Liberia’s coastline and continental shelf offers 20,000 sq km of fishing ground. Only around 8,000 tons of marine fish is currently produced per year. Yet Liberia consumes 23,800 tons, meaning there is a large potential to increase production. The Government is investing in fish landing, storage and processing infrastructure and is streamlining investment regulations in the sector. With the impending completion of large energy infrastructure projects, it will be soon cheaper to process fish in Liberia than in Nigeria, Senegal or Cote D’Ivoire. In addition, with the completion of major road projects, such as the road from Monrovia to Nimba on the Guinean border, there is the potential to supply fish to the water-scarce areas of West Africa, such as eastern Guinea.
There is potential for three types of investors

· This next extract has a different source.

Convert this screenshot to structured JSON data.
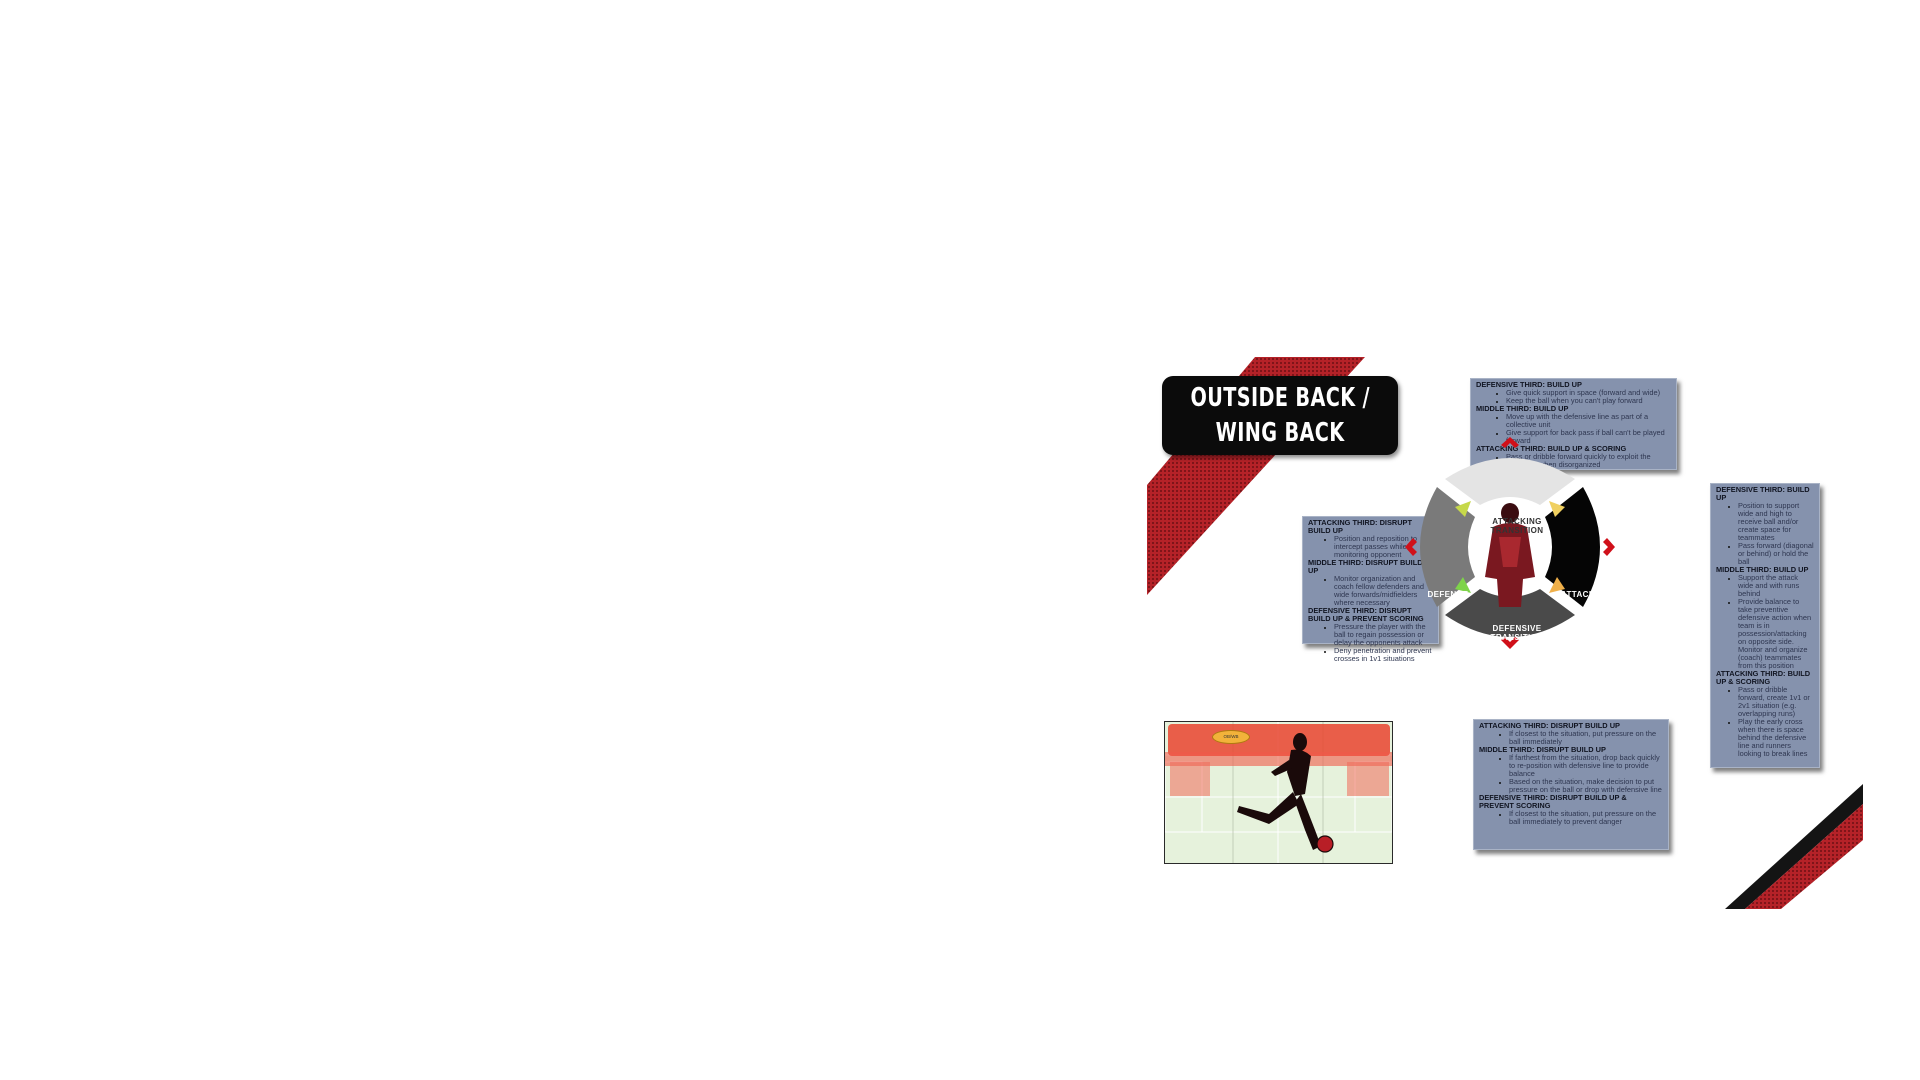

There is a market potential for three types of investors in marine fisheries in Liberia: Take on management contracts for: Fish landing facilities currently being constructed by the government in Robertsport (completion by end of2016) Mesurado Fishing Pier at the Freeport of Monrovia, which is being rehabilitated (completion of Phase I by early 2017) Processing of shallow and mid-water fish for the local and regional market.

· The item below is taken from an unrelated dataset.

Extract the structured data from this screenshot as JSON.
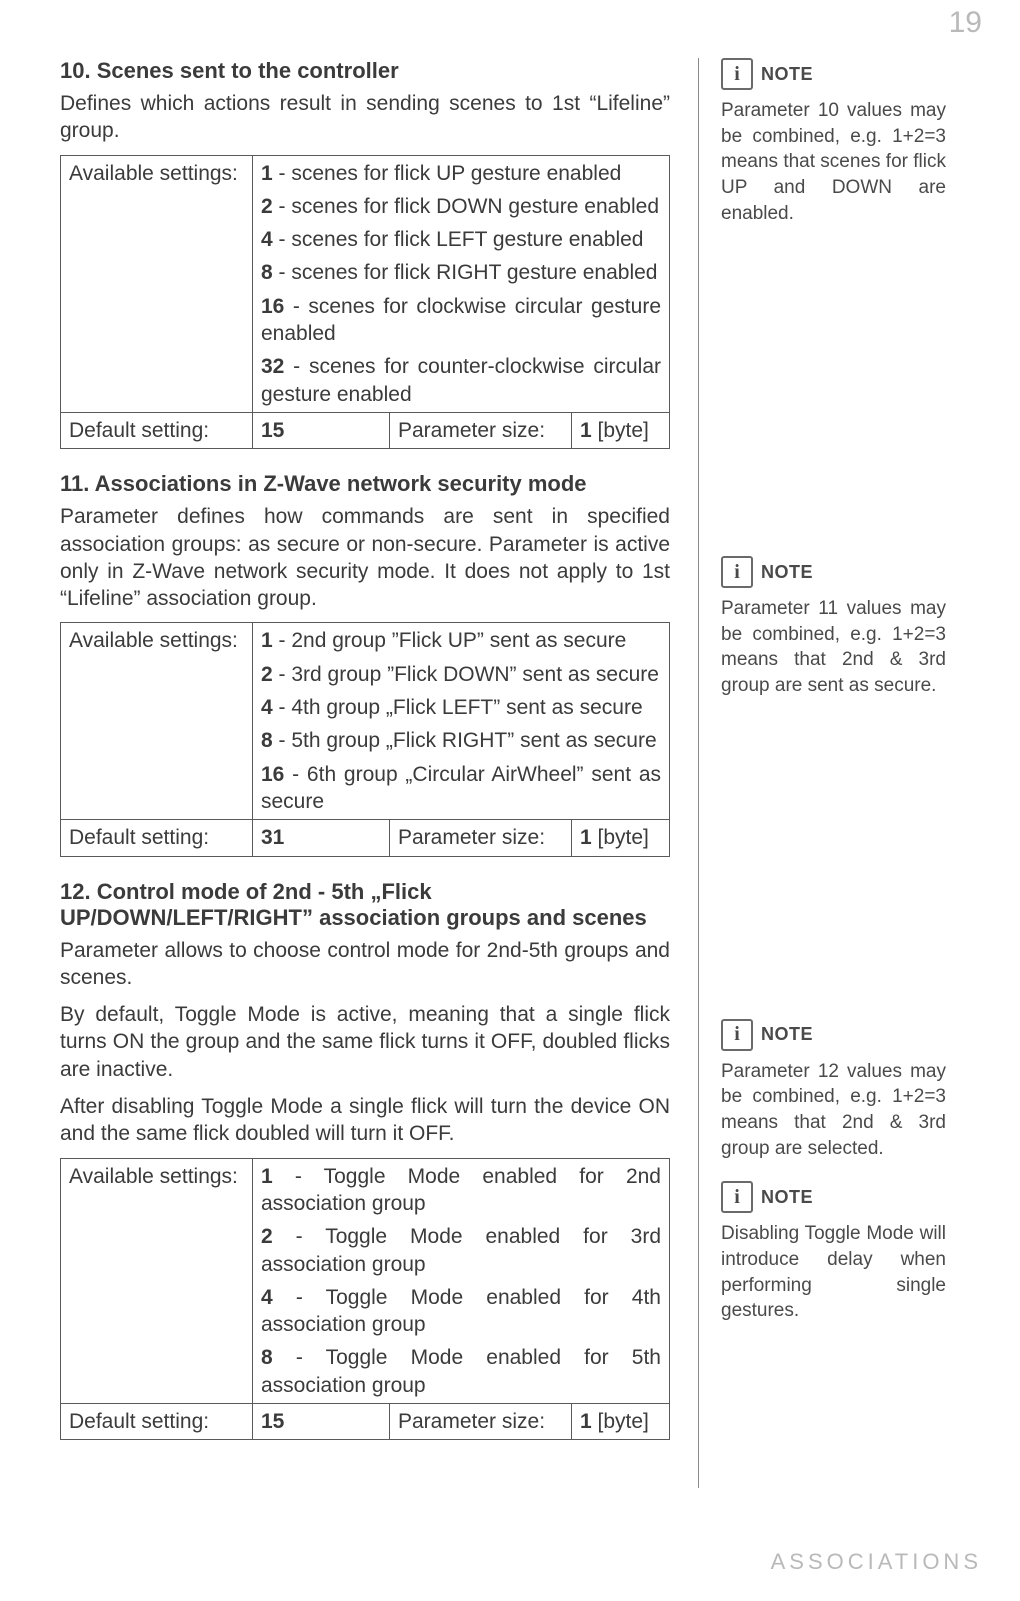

There is a large market opportunity
There is a large unsaturated demand for fish in dry parts of the Sahel. These can be accessed through Liberia’s connection to Guinea. Fish products produced in Liberia have unrestricted duty-free access to all ECOWAS countries. There are niche market opportunities in high-value fish such as fair trade tuna, barracuda and cassava fish for which AGOA (US) and everything but Arms (EU) provides easy market access.
Liberia’s labor costs are low
Liberia has the lowest labor rates (half the cost of labor in Nigeria and 30% the cost of labor in Cote d’Ivoire) and low fuel costs (diesel costs $0.96 per liter) which more than compensate higher electricity costs. The cost of unskilled labor in Liberia is only $5.00 per day.
Where to source your fish for processing
There are 37,000 Liberians engaged in artisanal fishing and 114 fishing communities, together with 12 marine fish cooperatives registered and supported by the Cooperatives Development Authority. Average fish cooperative income is US$66,700 per year.
The Government of Liberia is currently investing in fish landing and cold storage infrastructure and facilities to be operated by the private sector in Robertsport and Monrovia. It will thereafter develop similar infrastructure in other fishing hubs along the coast.
Liberian electricity supply is set to increase significantly over the next year. Once Liberia completes rehabilitation of the Mount Coffee hydro power station and construction of additional Heavy Fuel Oil electricity supply, it will have competitive operating costs for fish processing, compared with Nigeria, Senegal and Cote d’Ivoire.